9 April 2017
It's all about the joy and the challenge of the new at this year's National Student Drama Festival
Hello and welcome to NSDF17!
There’s a lot of new stuff to get our heads round this year, not least the fact that the festival has moved from Scarborough, the seaside town that’s been the Festival’s home for many years, to the University of Hull campus. Bye bye Scarbados, hello Hullywood.
But what stands out most is the quantity of new writing at this year’s festival. Out of the 14 shows that have been selected, 10 are pieces of new writing. That’s unprecedented, and it’s exciting.
New writing at the festival has never felt as important as it does now. Eleven years ago, when I first came to NSDF as a student, the world seemed far more stable. The centre-Left appeared to have won the political argument, the largest financial crisis in 80 years was still just a few lies on some spreadsheets, and Ukip and its supporters were considered a fringe minority.
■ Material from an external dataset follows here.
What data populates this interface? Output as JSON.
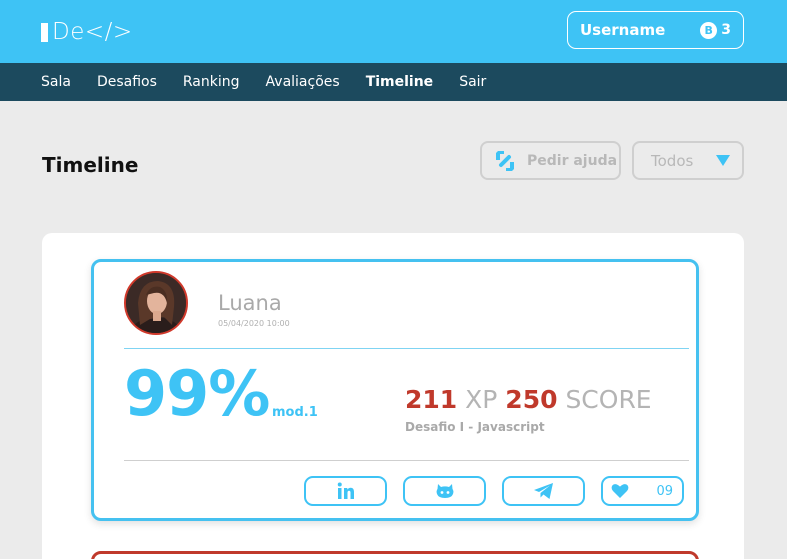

Progress was inevitable.
It was no utopia. As students, we were discontent and pushing for change – the festival has always been political. But the problems we were raging against were more abstract and structural. When students put down the Pinter and thought to tackle what might be considered the current state of the nation, they were more likely to turn to Simon Stephens or Jez Butterworth than themselves.
That’s all changed. The world is different, the threats are immediate, and there is an urgent desire to do something now. There’s no time to wait for someone to speak for us, we have to articulate out thoughts immediately, if only to try to make some sense of what’s happening.
In this, our first issue, Florence Bell talks to No Human is Illegal and Phoebe Graham talks to Say it Loud. Both are pieces of new writing at the festival that deal directly with the Syrian refugee crisis and our response to it. In describing how Say it Loud came about, director Josie Davies says: “I’m certainly not alone in feeling that I’m unable to do enough about it. So I guess the project was basically a reaction to inaction.”
That sense of knowing that something is wrong with the current situation, not being sure of how to deal with it but being aware that something must be done is reflected by Katie Arnell, the teacher at Leyton Sixth Form College who devised No Human is Illegal with her pupils: “The process that we went through in devising the piece was very much about exploring the students’ own admission of their naivety about this current and important issue, despite the fact that the students themselves come from such a diverse range of backgrounds.”
This is the power that new writing has. It gives people a chance to address immediate problems in the world they see around them and communicate their feelings – and possibly solutions – to a wider audience. It’s the start of a dialogue, both with ourselves in terms of our own thoughts and feelings, and with each other, in how we can act to create change.
New writing, dialogue and discussion are at the heart of Noises Off, this magazine that you’re currently reading. This is your platform. It’s created every day by you. It’s the space for whatever thoughts you have about the festival and the wider world, no matter what they might be. We want your reviews of shows, your opinions about what someone said in a discussion, the transcript of the argument you had in the bar. At the back of the magazine, you’ll find a blank page – this is where we want to put your pictures, your tweets, your jokes.
If you’re in the Tech Team, we’re going to challenge you with our daily Technician Impossible, but we also want to hear about what you do and how you do it. If you’re on the Management Team, we want to know how you are able to keep this festival running smoothly. If you just like the look of the magazine and want to do some design work, Nick Kay our art director wants to meet you.
You might never have written anything before. Don’t let that stop you. Try it. Do something new.
The new is often the unfamiliar. It puts us out of our comfort zone and into a place where we can really learn something about ourselves and what we’re capable of. That’s the opportunity that Noises Off, and the festival as a whole, offers you.
Moving the festival to Hull is a great thing, and not just because it means that festgoers will no longer have to traipse half an hour up a cold rainy hill and half an hour back down again to see a 20-minute show. It’s a great leveller. Everyone, no matter how many years they’ve been coming to the festival, is now in an unfamiliar and new place. We all get to start from the bottom and build our way to a consensus, a shared idea of what this week is, and what it tells us about the world we live in.
As Josie says on rapidly adapting and changing Say it Loud in response to daily news updates on the Syrian crisis: “It isn’t – and shouldn’t be – finished.”
I’ve never been so excited to see what happens next.
Send your reviews, thoughts and jokes to: [email protected]
Photo credit: Giulia Delprato